Recent research findings show that botulinum toxin administered for various medical indications extends beyond control of the intended disease states, offering an antidepressant effect.
From migraines to muscle spasticity, the medical applications of botulinum toxin (BoNT) run far deeper than mere aesthetics. While there is some evidence that the injectable’s wrinkle-relaxing outcomes create a facial feedback effect for a more positive emotional state, a recent study suggests that BoNT may be a legitimate antidepressant.
The study, “Postmarketing safety surveillance data reveals antidepressant effects of botulinum toxin across various indications and injection sites,” published last month in Scientific Reports, suggests that botulinum neurotoxins not only offer a significant antidepressant effect, but the benefits are not injection-site dependent.
In psychology, the facial feedback effect suggests that facial expressions affect emotional experience. Applying this to aesthetic medicine, the theory is that by using BoNT to manipulate facial muscles to express a happier state, people feel better about themselves.
To pursue this line of reasoning, over the last several years, researchers have conducted clinical trials specifically to evaluate Botox injections into the glabella for depression. Although early trials showed positive results, Phase II results came up short.
The researchers who implemented the postmarketing study took note of the variability of results of previous glabellar studies, which had limitations including small numbers of patients, expected cosmetic outcomes from treatment, and an unknown mechanism of effect. In their design, they addressed all by significantly increasing the patient pool and including both aesthetic and functional BoNT treatment.
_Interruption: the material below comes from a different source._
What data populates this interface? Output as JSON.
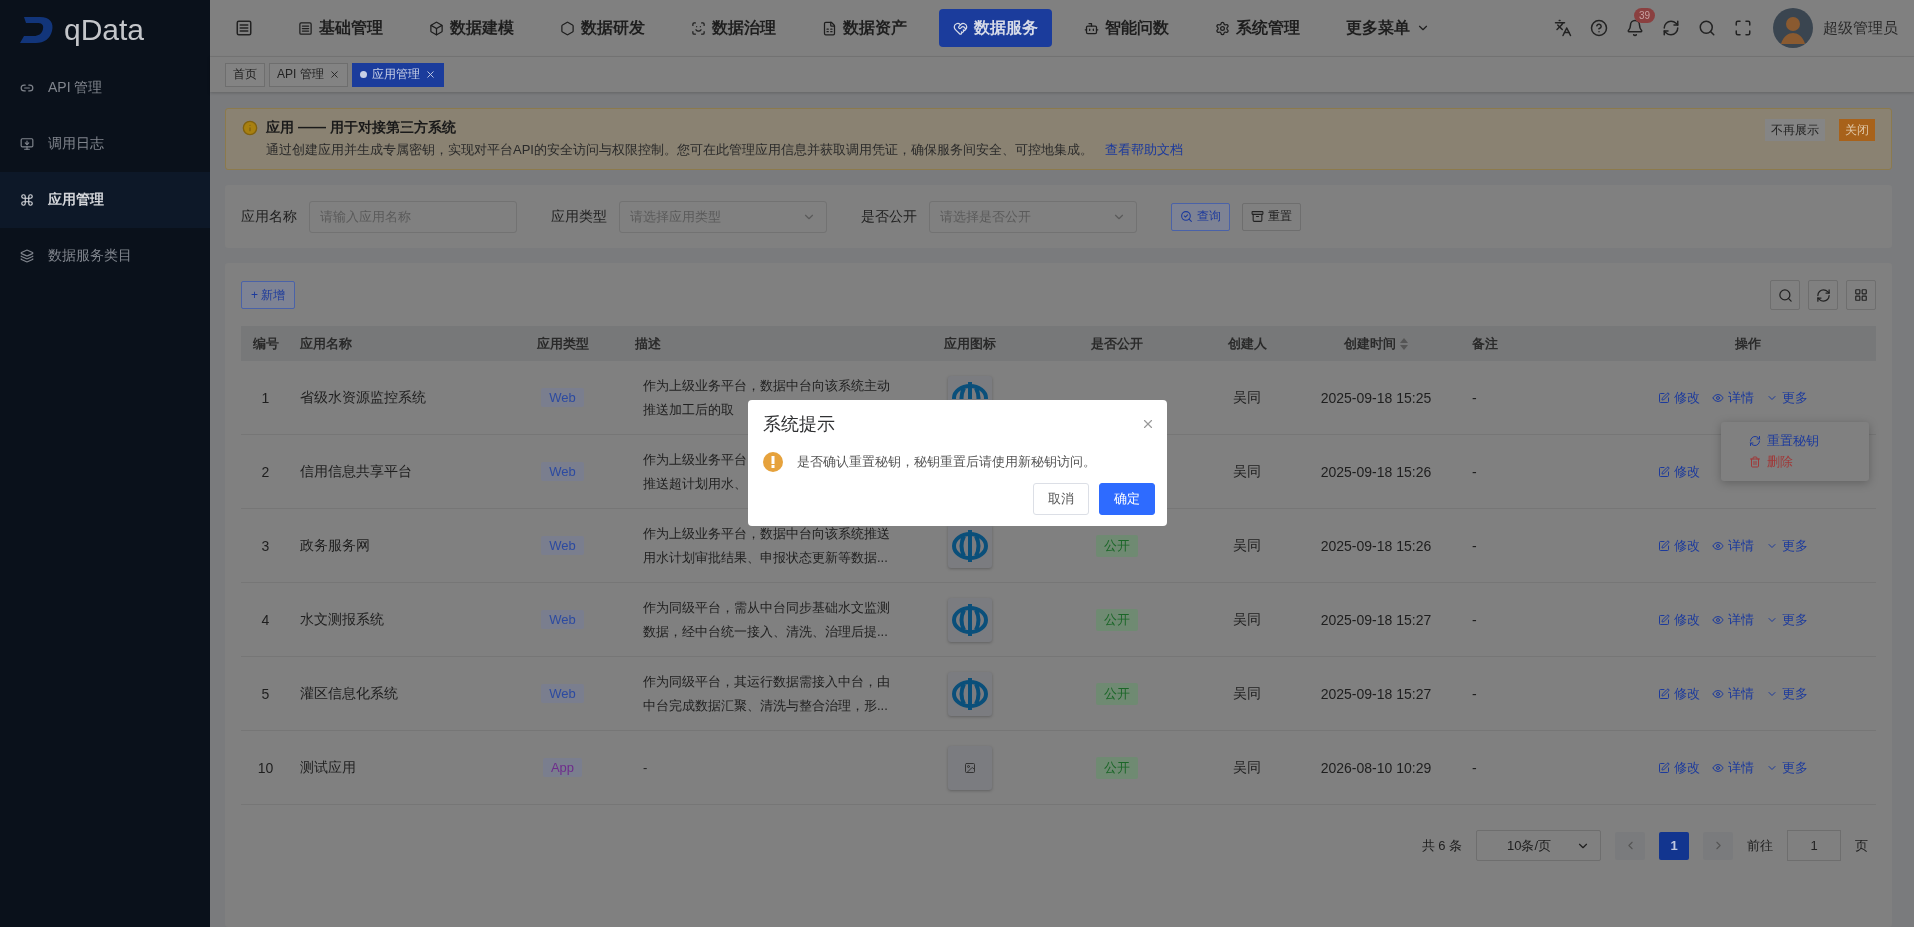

“These trials were flawed by the impossibility to reliably blind patients for treatment allocation and control for placebo and nocebo effects,” write the study authors. “Our study overcomes these objections as it shows antidepressant effects of BoNT injections in the absence of expectations in this regard.”
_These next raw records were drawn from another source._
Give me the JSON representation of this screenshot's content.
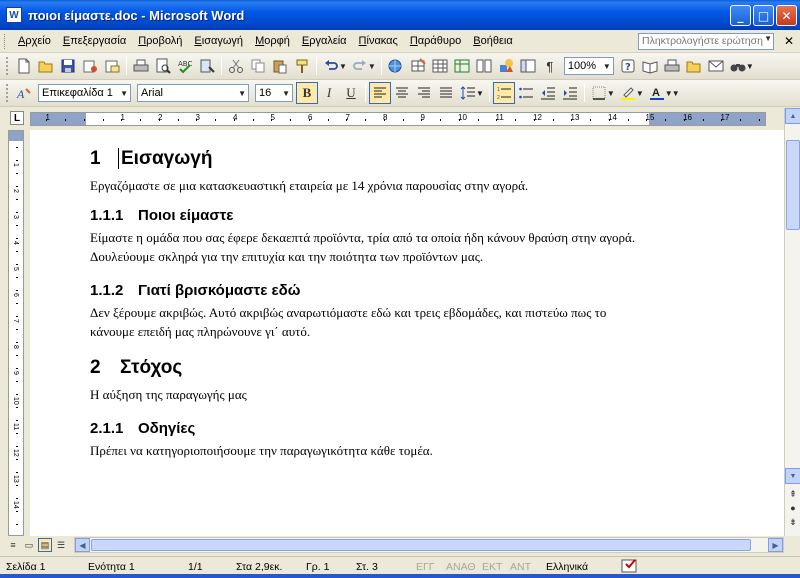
{
  "window": {
    "app_icon": "W",
    "title": "ποιοι είμαστε.doc - Microsoft Word",
    "minimize_glyph": "_",
    "maximize_glyph": "□",
    "close_glyph": "✕"
  },
  "menu": {
    "items": [
      {
        "u": "Α",
        "rest": "ρχείο"
      },
      {
        "u": "Ε",
        "rest": "πεξεργασία"
      },
      {
        "u": "Π",
        "rest": "ροβολή"
      },
      {
        "u": "Ε",
        "rest": "ισαγωγή"
      },
      {
        "u": "Μ",
        "rest": "ορφή"
      },
      {
        "u": "Ε",
        "rest": "ργαλεία"
      },
      {
        "u": "Π",
        "rest": "ίνακας"
      },
      {
        "u": "Π",
        "rest": "αράθυρο"
      },
      {
        "u": "Β",
        "rest": "οήθεια"
      }
    ],
    "ask_placeholder": "Πληκτρολογήστε ερώτηση",
    "doc_close": "✕"
  },
  "toolbar_standard": {
    "zoom": "100%",
    "show_formatting_glyph": "¶"
  },
  "toolbar_formatting": {
    "style": "Επικεφαλίδα 1",
    "font": "Arial",
    "size": "16",
    "bold": "B",
    "italic": "I",
    "underline": "U",
    "bold_active": true,
    "align_left_active": true,
    "numbering_active": true
  },
  "ruler": {
    "corner_glyph": "L",
    "numbers": [
      "1",
      "1",
      "2",
      "3",
      "4",
      "5",
      "6",
      "7",
      "8",
      "9",
      "10",
      "11",
      "12",
      "13",
      "14",
      "15",
      "16",
      "17"
    ],
    "v_numbers": [
      "1",
      "2",
      "3",
      "4",
      "5",
      "6",
      "7",
      "8",
      "9",
      "10",
      "11",
      "12",
      "13",
      "14",
      "15"
    ]
  },
  "document": {
    "h1_1": {
      "num": "1",
      "text": "Εισαγωγή"
    },
    "p1": "Εργαζόμαστε σε μια κατασκευαστική εταιρεία με 14 χρόνια παρουσίας στην αγορά.",
    "h2_1": {
      "num": "1.1.1",
      "text": "Ποιοι είμαστε"
    },
    "p2": "Είμαστε η ομάδα που σας έφερε δεκαεπτά προϊόντα, τρία από τα οποία ήδη κάνουν θραύση στην αγορά. Δουλεύουμε σκληρά για την επιτυχία και την ποιότητα των προϊόντων μας.",
    "h2_2": {
      "num": "1.1.2",
      "text": "Γιατί βρισκόμαστε εδώ"
    },
    "p3": "Δεν ξέρουμε ακριβώς. Αυτό ακριβώς αναρωτιόμαστε εδώ και τρεις εβδομάδες, και πιστεύω πως το κάνουμε επειδή μας πληρώνουνε γι΄ αυτό.",
    "h1_2": {
      "num": "2",
      "text": "Στόχος"
    },
    "p4": "Η αύξηση της παραγωγής μας",
    "h2_3": {
      "num": "2.1.1",
      "text": "Οδηγίες"
    },
    "p5": "Πρέπει να κατηγοριοποιήσουμε την παραγωγικότητα κάθε τομέα."
  },
  "status": {
    "page": "Σελίδα 1",
    "section": "Ενότητα 1",
    "pages": "1/1",
    "at": "Στα 2,9εκ.",
    "line": "Γρ. 1",
    "col": "Στ. 3",
    "rec": "ΕΓΓ",
    "trk": "ΑΝΑΘ",
    "ext": "ΕΚΤ",
    "ovr": "ΑΝΤ",
    "language": "Ελληνικά"
  },
  "icons": [
    "new-document-icon",
    "open-folder-icon",
    "save-icon",
    "permission-icon",
    "email-icon",
    "print-icon",
    "print-preview-icon",
    "spelling-icon",
    "research-icon",
    "cut-icon",
    "copy-icon",
    "paste-icon",
    "format-painter-icon",
    "undo-icon",
    "redo-icon",
    "hyperlink-icon",
    "tables-borders-icon",
    "insert-table-icon",
    "insert-excel-icon",
    "columns-icon",
    "drawing-icon",
    "document-map-icon",
    "show-formatting-icon",
    "help-icon",
    "styles-icon"
  ]
}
Researchers collected a total of 13,313,287 reports from the adverse event reporting system (AERS; January 2004 to August 2012) and the FDA AERS (FAERS; September 2012 to December 2019). Included reports were defined as “an adverse event of a depression or depressive disorder related adverse event,” using a series of MedDRA terms. The number of reports dropped to 12,185,458 after researchers eliminated confounding factors, including those indicating that patients were treated for depression specifically or taking antidepressants.
They defined eight cohorts of patients who received treatment with onabotulinumtoxinA, abobotulinumtoxinA, incobotulinumtoxinA, or rimabotulinumtoxinB according to the following treatments:
Researchers divided each of the eight cohorts into two groups: those who were treated with BoNT (n = 20,684) and those who were not (control; n = 1214).
Researchers found that compared to the control group, patients who received BoNT treatment had a significantly lower incidence of depression and depression-related AE reports in six of the eight cohorts, including cosmetic, migraine, spasms and spasticity, torticollis and neck pain, blepharospasm, and hyperhidrosis. Although there were no reports of depression or depression-related AEs in the sialorrhea cohort, results were not significant due to small size, according to study authors.
“Our findings show that the antidepressant effect of BoNT administered for various indications goes beyond the control of the intended disease states and does not depend on the location of the injection,” according to study authors. “In this respect BoNT proves superior to the alternative treatment options summarized in the respective comparator group.”
Although researchers admit that they are unable to explain the antidepressant effect at a molecular level, they offer a few possibilities, including transneuronal transport, systemic distribution, distributed muscle stress memory, and even efficacy in the primary indication treatment.
While it remains to be seen if BoNT will be approved in upcoming phase III studies for depression, the authors believe their findings here support using it for the indication while also noting that treatment optimization will require a clear understanding of the mechanism of action.
Makunts T, Wollmer MA, Abagyan R. Postmarketing safety surveillance data reveals antidepressant effects of botulinum toxin across various indications and injection sites. Sci Rep. 2020;10(1):12851.